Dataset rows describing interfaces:
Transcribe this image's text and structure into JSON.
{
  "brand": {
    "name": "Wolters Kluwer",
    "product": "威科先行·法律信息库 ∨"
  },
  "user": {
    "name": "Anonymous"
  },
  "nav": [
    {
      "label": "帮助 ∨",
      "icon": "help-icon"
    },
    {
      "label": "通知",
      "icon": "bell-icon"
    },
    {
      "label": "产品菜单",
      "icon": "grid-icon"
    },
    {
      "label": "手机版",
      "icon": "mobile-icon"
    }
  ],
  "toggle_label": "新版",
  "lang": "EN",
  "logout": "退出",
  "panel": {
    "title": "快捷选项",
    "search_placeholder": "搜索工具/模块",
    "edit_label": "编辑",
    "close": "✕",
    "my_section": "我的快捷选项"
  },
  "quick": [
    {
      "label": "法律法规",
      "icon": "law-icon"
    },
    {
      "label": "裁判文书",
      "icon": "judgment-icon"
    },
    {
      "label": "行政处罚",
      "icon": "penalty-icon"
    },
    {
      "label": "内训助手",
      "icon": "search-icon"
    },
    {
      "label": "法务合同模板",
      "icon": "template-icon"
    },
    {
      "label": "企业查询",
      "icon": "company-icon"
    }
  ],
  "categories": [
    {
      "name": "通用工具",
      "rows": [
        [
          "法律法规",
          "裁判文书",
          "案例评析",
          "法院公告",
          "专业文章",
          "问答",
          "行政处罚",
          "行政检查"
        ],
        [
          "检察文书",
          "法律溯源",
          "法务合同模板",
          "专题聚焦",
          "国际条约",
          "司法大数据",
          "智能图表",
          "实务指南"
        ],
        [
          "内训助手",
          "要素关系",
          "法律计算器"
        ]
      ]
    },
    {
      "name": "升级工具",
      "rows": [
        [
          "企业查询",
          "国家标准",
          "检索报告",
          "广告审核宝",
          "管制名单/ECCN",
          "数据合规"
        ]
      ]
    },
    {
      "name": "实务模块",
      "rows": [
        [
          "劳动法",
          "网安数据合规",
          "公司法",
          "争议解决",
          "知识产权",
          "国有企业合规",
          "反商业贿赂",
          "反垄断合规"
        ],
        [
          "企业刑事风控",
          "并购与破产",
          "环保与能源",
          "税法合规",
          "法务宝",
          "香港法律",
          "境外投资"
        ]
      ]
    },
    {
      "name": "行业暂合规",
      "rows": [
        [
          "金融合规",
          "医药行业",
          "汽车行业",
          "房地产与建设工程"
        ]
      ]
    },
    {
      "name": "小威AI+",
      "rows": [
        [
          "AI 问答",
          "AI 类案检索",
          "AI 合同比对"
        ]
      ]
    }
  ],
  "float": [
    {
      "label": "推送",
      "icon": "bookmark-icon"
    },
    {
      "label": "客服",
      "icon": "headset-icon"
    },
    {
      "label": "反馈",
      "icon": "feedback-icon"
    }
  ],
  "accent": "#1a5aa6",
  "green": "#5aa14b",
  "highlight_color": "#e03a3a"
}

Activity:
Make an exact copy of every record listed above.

Task result:
Transcribe this image's text and structure into JSON.
{
  "brand": {
    "name": "Wolters Kluwer",
    "product": "威科先行·法律信息库 ∨"
  },
  "user": {
    "name": "Anonymous"
  },
  "nav": [
    {
      "label": "帮助 ∨",
      "icon": "help-icon"
    },
    {
      "label": "通知",
      "icon": "bell-icon"
    },
    {
      "label": "产品菜单",
      "icon": "grid-icon"
    },
    {
      "label": "手机版",
      "icon": "mobile-icon"
    }
  ],
  "toggle_label": "新版",
  "lang": "EN",
  "logout": "退出",
  "panel": {
    "title": "快捷选项",
    "search_placeholder": "搜索工具/模块",
    "edit_label": "编辑",
    "close": "✕",
    "my_section": "我的快捷选项"
  },
  "quick": [
    {
      "label": "法律法规",
      "icon": "law-icon"
    },
    {
      "label": "裁判文书",
      "icon": "judgment-icon"
    },
    {
      "label": "行政处罚",
      "icon": "penalty-icon"
    },
    {
      "label": "内训助手",
      "icon": "search-icon"
    },
    {
      "label": "法务合同模板",
      "icon": "template-icon"
    },
    {
      "label": "企业查询",
      "icon": "company-icon"
    }
  ],
  "categories": [
    {
      "name": "通用工具",
      "rows": [
        [
          "法律法规",
          "裁判文书",
          "案例评析",
          "法院公告",
          "专业文章",
          "问答",
          "行政处罚",
          "行政检查"
        ],
        [
          "检察文书",
          "法律溯源",
          "法务合同模板",
          "专题聚焦",
          "国际条约",
          "司法大数据",
          "智能图表",
          "实务指南"
        ],
        [
          "内训助手",
          "要素关系",
          "法律计算器"
        ]
      ]
    },
    {
      "name": "升级工具",
      "rows": [
        [
          "企业查询",
          "国家标准",
          "检索报告",
          "广告审核宝",
          "管制名单/ECCN",
          "数据合规"
        ]
      ]
    },
    {
      "name": "实务模块",
      "rows": [
        [
          "劳动法",
          "网安数据合规",
          "公司法",
          "争议解决",
          "知识产权",
          "国有企业合规",
          "反商业贿赂",
          "反垄断合规"
        ],
        [
          "企业刑事风控",
          "并购与破产",
          "环保与能源",
          "税法合规",
          "法务宝",
          "香港法律",
          "境外投资"
        ]
      ]
    },
    {
      "name": "行业暂合规",
      "rows": [
        [
          "金融合规",
          "医药行业",
          "汽车行业",
          "房地产与建设工程"
        ]
      ]
    },
    {
      "name": "小威AI+",
      "rows": [
        [
          "AI 问答",
          "AI 类案检索",
          "AI 合同比对"
        ]
      ]
    }
  ],
  "float": [
    {
      "label": "推送",
      "icon": "bookmark-icon"
    },
    {
      "label": "客服",
      "icon": "headset-icon"
    },
    {
      "label": "反馈",
      "icon": "feedback-icon"
    }
  ],
  "accent": "#1a5aa6",
  "green": "#5aa14b",
  "highlight_color": "#e03a3a"
}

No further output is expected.